- _Exercise details_
If a line in the records below holds the string "comment", count it; give only the total.

────────

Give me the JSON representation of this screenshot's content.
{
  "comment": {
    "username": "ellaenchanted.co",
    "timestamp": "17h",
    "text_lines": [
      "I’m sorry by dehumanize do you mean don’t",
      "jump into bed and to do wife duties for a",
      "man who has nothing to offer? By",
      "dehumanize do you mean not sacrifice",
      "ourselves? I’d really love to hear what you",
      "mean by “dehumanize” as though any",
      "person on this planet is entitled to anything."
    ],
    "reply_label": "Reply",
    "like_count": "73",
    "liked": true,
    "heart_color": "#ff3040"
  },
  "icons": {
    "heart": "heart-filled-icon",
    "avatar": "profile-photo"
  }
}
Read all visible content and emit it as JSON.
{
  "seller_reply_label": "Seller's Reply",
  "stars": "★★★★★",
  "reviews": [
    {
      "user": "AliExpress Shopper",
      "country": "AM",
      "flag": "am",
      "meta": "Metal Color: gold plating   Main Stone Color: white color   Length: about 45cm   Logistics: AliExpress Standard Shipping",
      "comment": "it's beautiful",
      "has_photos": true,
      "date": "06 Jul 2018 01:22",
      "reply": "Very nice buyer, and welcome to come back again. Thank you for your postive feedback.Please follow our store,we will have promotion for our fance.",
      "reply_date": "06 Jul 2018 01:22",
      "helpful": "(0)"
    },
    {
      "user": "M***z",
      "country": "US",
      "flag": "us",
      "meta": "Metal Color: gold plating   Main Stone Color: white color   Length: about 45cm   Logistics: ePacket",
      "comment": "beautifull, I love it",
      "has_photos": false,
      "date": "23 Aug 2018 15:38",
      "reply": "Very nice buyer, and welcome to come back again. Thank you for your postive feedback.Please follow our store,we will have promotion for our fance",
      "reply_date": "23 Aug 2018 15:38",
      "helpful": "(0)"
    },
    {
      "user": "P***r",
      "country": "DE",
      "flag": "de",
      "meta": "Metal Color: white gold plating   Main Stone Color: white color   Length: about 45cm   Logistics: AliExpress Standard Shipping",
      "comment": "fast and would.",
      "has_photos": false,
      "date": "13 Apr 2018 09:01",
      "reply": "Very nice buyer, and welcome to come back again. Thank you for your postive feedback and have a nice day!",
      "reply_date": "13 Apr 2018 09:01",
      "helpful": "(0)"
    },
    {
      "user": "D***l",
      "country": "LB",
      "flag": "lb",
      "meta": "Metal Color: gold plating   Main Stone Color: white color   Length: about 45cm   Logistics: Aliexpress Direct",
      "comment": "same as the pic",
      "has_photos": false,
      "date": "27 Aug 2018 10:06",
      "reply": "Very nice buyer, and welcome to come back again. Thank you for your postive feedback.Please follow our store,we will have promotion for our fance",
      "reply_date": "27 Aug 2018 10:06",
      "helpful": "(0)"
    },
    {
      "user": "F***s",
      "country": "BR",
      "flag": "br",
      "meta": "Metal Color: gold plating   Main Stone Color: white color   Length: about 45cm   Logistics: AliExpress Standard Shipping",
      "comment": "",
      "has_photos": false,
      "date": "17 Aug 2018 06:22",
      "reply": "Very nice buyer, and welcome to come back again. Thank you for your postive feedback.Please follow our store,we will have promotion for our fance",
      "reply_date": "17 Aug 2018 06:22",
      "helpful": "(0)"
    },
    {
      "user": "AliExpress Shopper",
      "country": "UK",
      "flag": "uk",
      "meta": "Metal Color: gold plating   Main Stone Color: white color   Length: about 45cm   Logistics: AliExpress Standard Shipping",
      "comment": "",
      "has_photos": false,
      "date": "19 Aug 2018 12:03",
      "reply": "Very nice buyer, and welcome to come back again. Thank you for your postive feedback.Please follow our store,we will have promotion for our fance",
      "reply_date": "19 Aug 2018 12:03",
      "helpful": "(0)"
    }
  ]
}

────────

- _Result of this task_
7